**YOUR GOAL:**
Work through the entries below and show every line in which "likes" is found.

**EXCERPTED DATA:**

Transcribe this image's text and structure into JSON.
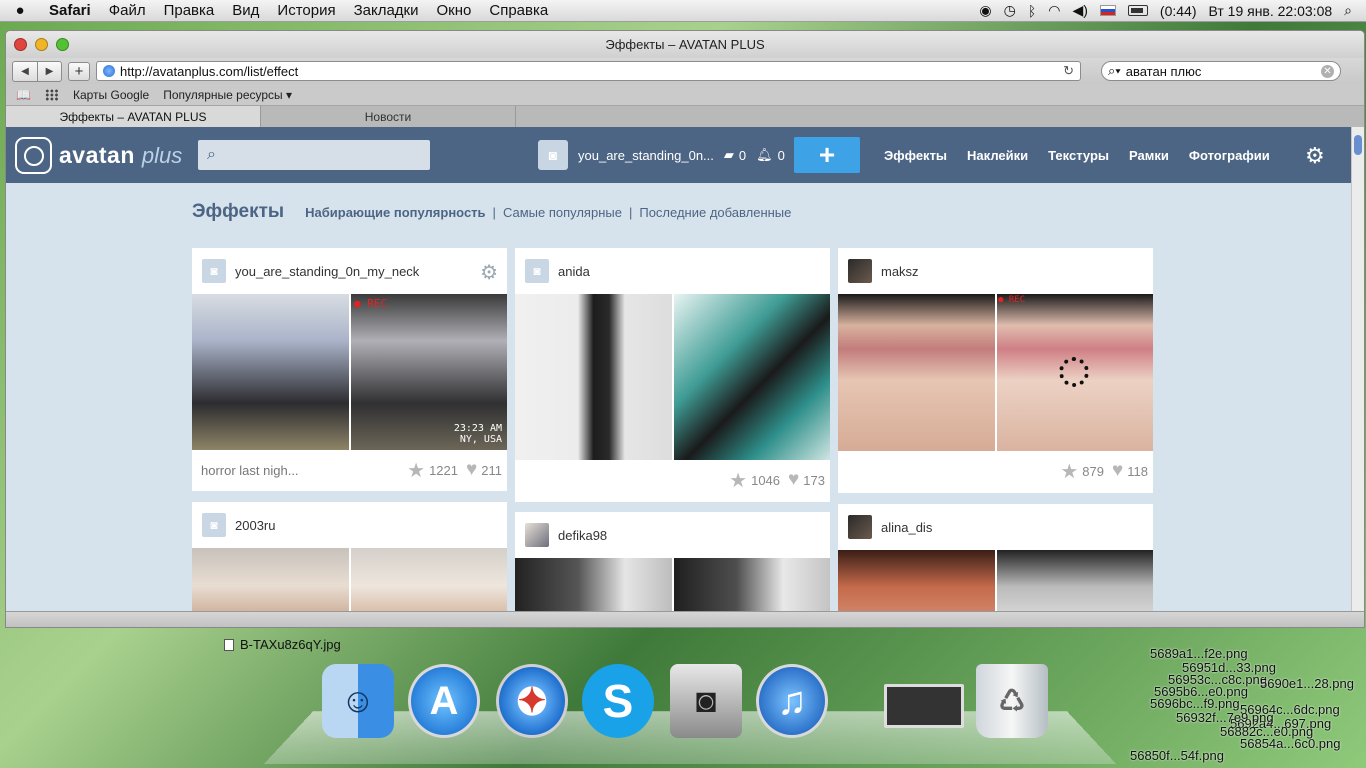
{
  "menubar": {
    "apple": "",
    "items": [
      "Safari",
      "Файл",
      "Правка",
      "Вид",
      "История",
      "Закладки",
      "Окно",
      "Справка"
    ],
    "battery": "(0:44)",
    "clock": "Вт 19 янв.  22:03:08"
  },
  "window": {
    "title": "Эффекты – AVATAN PLUS"
  },
  "toolbar": {
    "url": "http://avatanplus.com/list/effect",
    "search_value": "аватан плюс"
  },
  "bookmarks": [
    "Карты Google",
    "Популярные ресурсы ▾"
  ],
  "tabs": [
    "Эффекты – AVATAN PLUS",
    "Новости"
  ],
  "avatan": {
    "logo_main": "avatan",
    "logo_plus": "plus",
    "username": "you_are_standing_0n...",
    "comments_count": "0",
    "notifications_count": "0",
    "add_label": "+",
    "nav": [
      "Эффекты",
      "Наклейки",
      "Текстуры",
      "Рамки",
      "Фотографии"
    ]
  },
  "subnav": {
    "heading": "Эффекты",
    "links": [
      "Набирающие популярность",
      "Самые популярные",
      "Последние добавленные"
    ],
    "separator": "|"
  },
  "cards": [
    {
      "user": "you_are_standing_0n_my_neck",
      "desc": "horror last nigh...",
      "stars": "1221",
      "likes": "211",
      "overlay_time": "23:23 AM",
      "overlay_place": "NY, USA",
      "rec": "● REC"
    },
    {
      "user": "anida",
      "desc": "",
      "stars": "1046",
      "likes": "173"
    },
    {
      "user": "maksz",
      "desc": "",
      "stars": "879",
      "likes": "118",
      "rec": "● REC"
    },
    {
      "user": "2003ru"
    },
    {
      "user": "defika98"
    },
    {
      "user": "alina_dis"
    }
  ],
  "desktop": {
    "file_left": "B-TAXu8z6qY.jpg",
    "files_right": [
      "5689a1...f2e.png",
      "56951d...33.png",
      "56953c...c8c.png",
      "5690e1...28.png",
      "5695b6...e0.png",
      "5696bc...f9.png",
      "56964c...6dc.png",
      "5692a4...697.png",
      "56932f...7e9.png",
      "56850f...54f.png",
      "56854a...6c0.png",
      "56882c...e0.png"
    ]
  },
  "dock": [
    "Finder",
    "App Store",
    "Safari",
    "Skype",
    "Image Capture",
    "iTunes",
    "Preview",
    "Trash"
  ]
}
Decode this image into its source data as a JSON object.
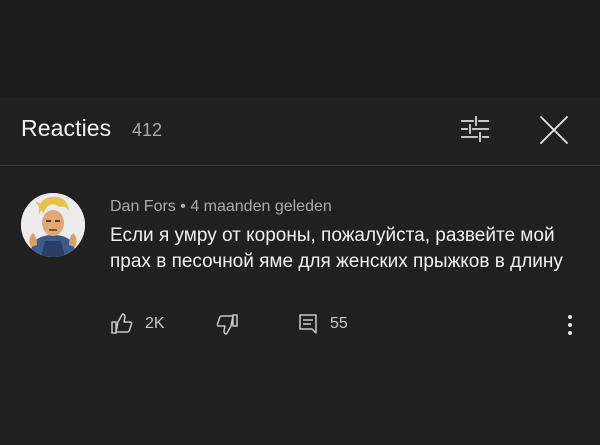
{
  "header": {
    "title": "Reacties",
    "count": "412"
  },
  "comment": {
    "author": "Dan Fors",
    "separator": "•",
    "time": "4 maanden geleden",
    "text": "Если я умру от короны, пожалуйста, развейте мой прах в песочной яме для женских прыжков в длину",
    "likes": "2K",
    "replies": "55"
  },
  "colors": {
    "background": "#202020",
    "topbar": "#1b1b1b",
    "text_primary": "#f1f1f1",
    "text_secondary": "#aaaaaa"
  },
  "icons": {
    "sort": "sort-icon",
    "close": "close-icon",
    "like": "thumb-up-icon",
    "dislike": "thumb-down-icon",
    "reply": "reply-icon",
    "more": "more-vert-icon"
  }
}
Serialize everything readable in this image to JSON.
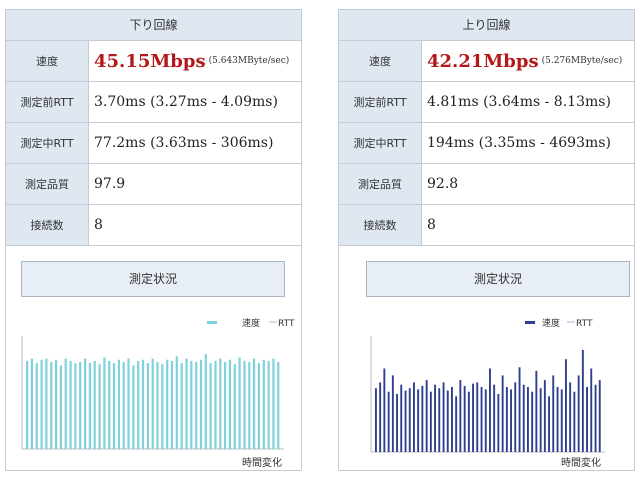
{
  "download": {
    "title": "下り回線",
    "rows": [
      {
        "label": "速度",
        "main": "45.15Mbps",
        "sub": "(5.643MByte/sec)"
      },
      {
        "label": "測定前RTT",
        "value": "3.70ms (3.27ms - 4.09ms)"
      },
      {
        "label": "測定中RTT",
        "value": "77.2ms (3.63ms - 306ms)"
      },
      {
        "label": "測定品質",
        "value": "97.9"
      },
      {
        "label": "接続数",
        "value": "8"
      }
    ],
    "status_button": "測定状況",
    "chart": {
      "legend_speed": "速度",
      "legend_rtt": "RTT",
      "xlabel": "時間変化",
      "speed_color": "#7fd2dd",
      "values": [
        0.78,
        0.8,
        0.76,
        0.79,
        0.8,
        0.77,
        0.79,
        0.74,
        0.8,
        0.78,
        0.76,
        0.77,
        0.8,
        0.76,
        0.78,
        0.75,
        0.81,
        0.78,
        0.76,
        0.79,
        0.77,
        0.8,
        0.74,
        0.78,
        0.79,
        0.76,
        0.8,
        0.77,
        0.75,
        0.79,
        0.78,
        0.82,
        0.76,
        0.8,
        0.78,
        0.77,
        0.79,
        0.84,
        0.76,
        0.78,
        0.8,
        0.77,
        0.79,
        0.75,
        0.81,
        0.78,
        0.77,
        0.8,
        0.76,
        0.79,
        0.78,
        0.8,
        0.77
      ]
    }
  },
  "upload": {
    "title": "上り回線",
    "rows": [
      {
        "label": "速度",
        "main": "42.21Mbps",
        "sub": "(5.276MByte/sec)"
      },
      {
        "label": "測定前RTT",
        "value": "4.81ms (3.64ms - 8.13ms)"
      },
      {
        "label": "測定中RTT",
        "value": "194ms (3.35ms - 4693ms)"
      },
      {
        "label": "測定品質",
        "value": "92.8"
      },
      {
        "label": "接続数",
        "value": "8"
      }
    ],
    "status_button": "測定状況",
    "chart": {
      "legend_speed": "速度",
      "legend_rtt": "RTT",
      "xlabel": "時間変化",
      "speed_color": "#2f3f8f",
      "values": [
        0.55,
        0.6,
        0.72,
        0.52,
        0.66,
        0.5,
        0.58,
        0.53,
        0.55,
        0.6,
        0.54,
        0.57,
        0.62,
        0.52,
        0.58,
        0.55,
        0.6,
        0.53,
        0.56,
        0.48,
        0.62,
        0.57,
        0.52,
        0.59,
        0.6,
        0.56,
        0.54,
        0.72,
        0.58,
        0.5,
        0.66,
        0.56,
        0.54,
        0.6,
        0.73,
        0.58,
        0.56,
        0.52,
        0.7,
        0.55,
        0.62,
        0.48,
        0.66,
        0.56,
        0.54,
        0.8,
        0.6,
        0.52,
        0.66,
        0.88,
        0.56,
        0.72,
        0.58,
        0.62
      ]
    }
  }
}
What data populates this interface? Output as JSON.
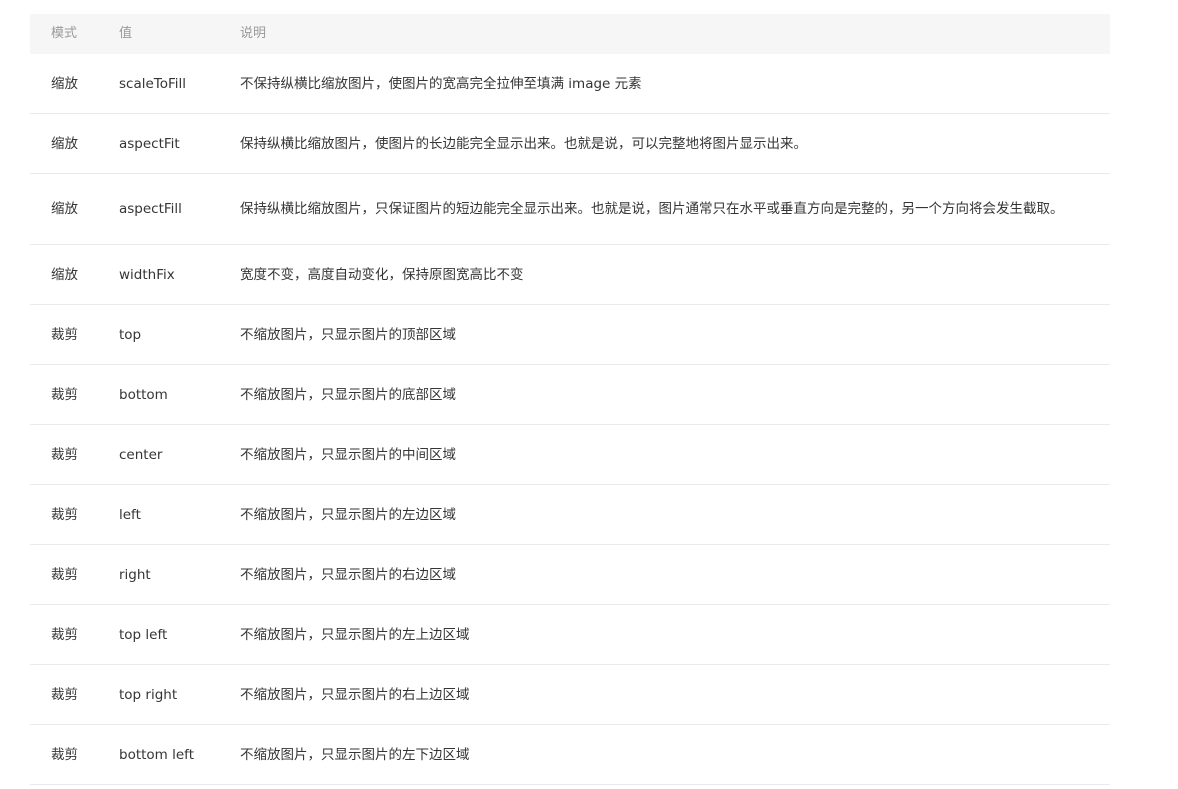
{
  "table": {
    "headers": {
      "mode": "模式",
      "value": "值",
      "desc": "说明"
    },
    "rows": [
      {
        "mode": "缩放",
        "value": "scaleToFill",
        "desc": "不保持纵横比缩放图片，使图片的宽高完全拉伸至填满 image 元素"
      },
      {
        "mode": "缩放",
        "value": "aspectFit",
        "desc": "保持纵横比缩放图片，使图片的长边能完全显示出来。也就是说，可以完整地将图片显示出来。"
      },
      {
        "mode": "缩放",
        "value": "aspectFill",
        "desc": "保持纵横比缩放图片，只保证图片的短边能完全显示出来。也就是说，图片通常只在水平或垂直方向是完整的，另一个方向将会发生截取。"
      },
      {
        "mode": "缩放",
        "value": "widthFix",
        "desc": "宽度不变，高度自动变化，保持原图宽高比不变"
      },
      {
        "mode": "裁剪",
        "value": "top",
        "desc": "不缩放图片，只显示图片的顶部区域"
      },
      {
        "mode": "裁剪",
        "value": "bottom",
        "desc": "不缩放图片，只显示图片的底部区域"
      },
      {
        "mode": "裁剪",
        "value": "center",
        "desc": "不缩放图片，只显示图片的中间区域"
      },
      {
        "mode": "裁剪",
        "value": "left",
        "desc": "不缩放图片，只显示图片的左边区域"
      },
      {
        "mode": "裁剪",
        "value": "right",
        "desc": "不缩放图片，只显示图片的右边区域"
      },
      {
        "mode": "裁剪",
        "value": "top left",
        "desc": "不缩放图片，只显示图片的左上边区域"
      },
      {
        "mode": "裁剪",
        "value": "top right",
        "desc": "不缩放图片，只显示图片的右上边区域"
      },
      {
        "mode": "裁剪",
        "value": "bottom left",
        "desc": "不缩放图片，只显示图片的左下边区域"
      }
    ]
  }
}
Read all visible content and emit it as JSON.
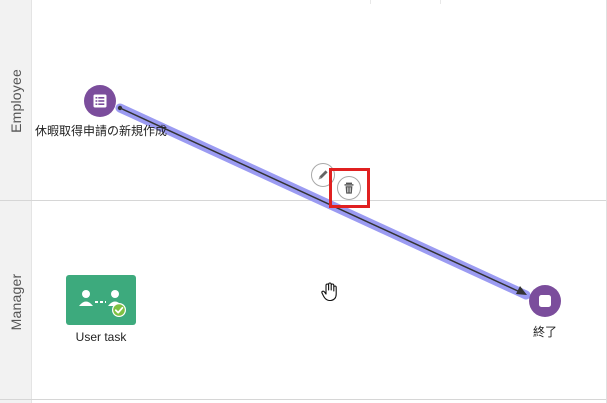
{
  "lanes": {
    "employee": {
      "label": "Employee"
    },
    "manager": {
      "label": "Manager"
    }
  },
  "nodes": {
    "start": {
      "label": "休暇取得申請の新規作成",
      "icon": "list-icon",
      "color": "#7b4d9c"
    },
    "end": {
      "label": "終了",
      "icon": "stop-icon",
      "color": "#7b4d9c"
    },
    "user_task": {
      "label": "User task",
      "icon": "users-check-icon",
      "color": "#3daa7d"
    }
  },
  "connection": {
    "selected": true,
    "highlight_color": "#9b9bf2",
    "line_color": "#333333"
  },
  "toolbar": {
    "edit_icon": "pencil-icon",
    "delete_icon": "trash-icon",
    "highlight_color": "#e02020"
  }
}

**ANSWER FOR THIS EXERCISE:**
      "likes": "211",
      "likes": "173"
      "likes": "118",
    "likes": "2K",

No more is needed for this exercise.